Horticulturists who manage our trees will leave a very long lasting impression – possibly for hundreds of years. So if you’re in charge of the Garden’s trees and estate, like Thomas Campbell, then you’re a very important member of staff.
As part of a new series of blogs about our horticulturists, I thought it would be fun to present give our featured gardeners a short questionnaire. James Kettle was our first interviewee, now I’d like to introduce Tom Campbell.
Where were you brought up Tom?
In Enfield, North London.
Where did you train to be a horticulturist?
I graduated with a degree in Geography at Swansea University in 2009. I then obtained a National Diploma in Arboriculture at Capel Manor College. I worked for a large tree surgery company in Brixton as well as running a small tree surgery business with my brother. I went on to be a Tree Officer for Camden and Hackney Borough Councils in London, before becoming Tree Manager at Hackney.

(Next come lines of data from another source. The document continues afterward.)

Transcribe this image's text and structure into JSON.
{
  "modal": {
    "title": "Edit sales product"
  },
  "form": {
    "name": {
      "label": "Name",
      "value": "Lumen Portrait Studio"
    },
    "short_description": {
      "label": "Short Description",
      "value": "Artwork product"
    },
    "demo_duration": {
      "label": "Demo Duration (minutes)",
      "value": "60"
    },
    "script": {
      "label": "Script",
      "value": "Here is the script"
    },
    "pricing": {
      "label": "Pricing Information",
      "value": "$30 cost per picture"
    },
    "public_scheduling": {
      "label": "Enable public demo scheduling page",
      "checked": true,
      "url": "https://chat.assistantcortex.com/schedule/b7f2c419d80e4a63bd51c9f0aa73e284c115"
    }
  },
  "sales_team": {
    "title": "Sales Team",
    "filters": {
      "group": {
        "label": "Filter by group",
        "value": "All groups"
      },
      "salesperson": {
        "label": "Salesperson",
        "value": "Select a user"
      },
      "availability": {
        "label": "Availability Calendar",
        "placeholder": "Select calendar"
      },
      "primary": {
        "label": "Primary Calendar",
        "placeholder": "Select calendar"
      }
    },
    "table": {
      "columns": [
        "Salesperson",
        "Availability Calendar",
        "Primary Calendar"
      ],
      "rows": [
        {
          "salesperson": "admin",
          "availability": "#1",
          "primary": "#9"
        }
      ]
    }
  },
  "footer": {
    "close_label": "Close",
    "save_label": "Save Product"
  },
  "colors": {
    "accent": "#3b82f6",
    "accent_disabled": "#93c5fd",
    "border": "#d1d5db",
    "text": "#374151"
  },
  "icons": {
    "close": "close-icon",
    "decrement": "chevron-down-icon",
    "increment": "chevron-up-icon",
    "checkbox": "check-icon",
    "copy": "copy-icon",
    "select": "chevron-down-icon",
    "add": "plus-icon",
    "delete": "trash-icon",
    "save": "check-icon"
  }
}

What did you enjoy about that role?
I was in charge of over 20,000 park and street trees and in my time at Camden and Hackney I also planted 3,000 more, made up of over 250 different varieties. Planting a diverse mix of street trees including species like Olive and Fig helps city boroughs like Hackney cope with future diseases and climate change – it is a challenge to plant trees that can deal with the reflected heat from hard surfaces in urban areas. As a Tree Officer you are at the forefront of greening the urban environment so there is a lot of responsibility and opportunity to improve our cities for the future.
How long have you worked at the Garden?
I started last April as a Grounds Maintenance Operative mowing the lawns and have been in post as a Senior Horticulturist responsible for Trees & the Estate since October.
What does your job involve?
I’m responsible for all the trees here – keeping them in good health, making them safe for visitors and planting new ones. I’m also in charge of general grounds’ maintenance and supporting the needs of our farmed Waun Las National Nature Reserve. Our Estate team is made up of John Northwood and Tudor Davies along with two seasonal grass cutters throughout the summer.
What’s the main difference between managing trees here than in Hackney?
As a Botanic garden we’re really concerned about a plant’s origin and the benefits for in situ and ex situ conservation. Many of our trees here, natives and exotics, have been grown from wild collected seed. I am enjoying the ability to conserve and enhance the amazing rural landscape of the Garden which is a different challenge to trying to fight for every inch of greenery you can in London!
Are we going to notice any changes?
Our Woods of the World tree collection is now going to be defined as the Garden’s Arboretum. As a relatively young botanic garden there is huge scope to shape our tree collection and at present we have just completed planting out over 120 specimens from our nursery into the Arboretum and wider garden. I am keen to continue the great work that has already gone into our tree collection and improve visitor accessibility in order to increase public engagement with this fantastic resource as well as boosting the botanical and ecological value of our Arboretum.
Do you have a favourite plant?
My favourite tree is probably the Beech as I have fond memories of camping in Epping Forest which is predominantly Beech Woodland. Plant-wise Rosemary is my favourite, I love the scent & flowers, using it in cooking and the fact that it is good for pollinators.
Last question. Is there anything about yourself that might surprise people?
I’m a self-taught guitarist/singer-songwriter – kind of in the style of Simon and Garfunkel or Billy Bragg. I’ve been gigging and recording for several years, and regularly attend the open mic night at The Warren in Carmarthen.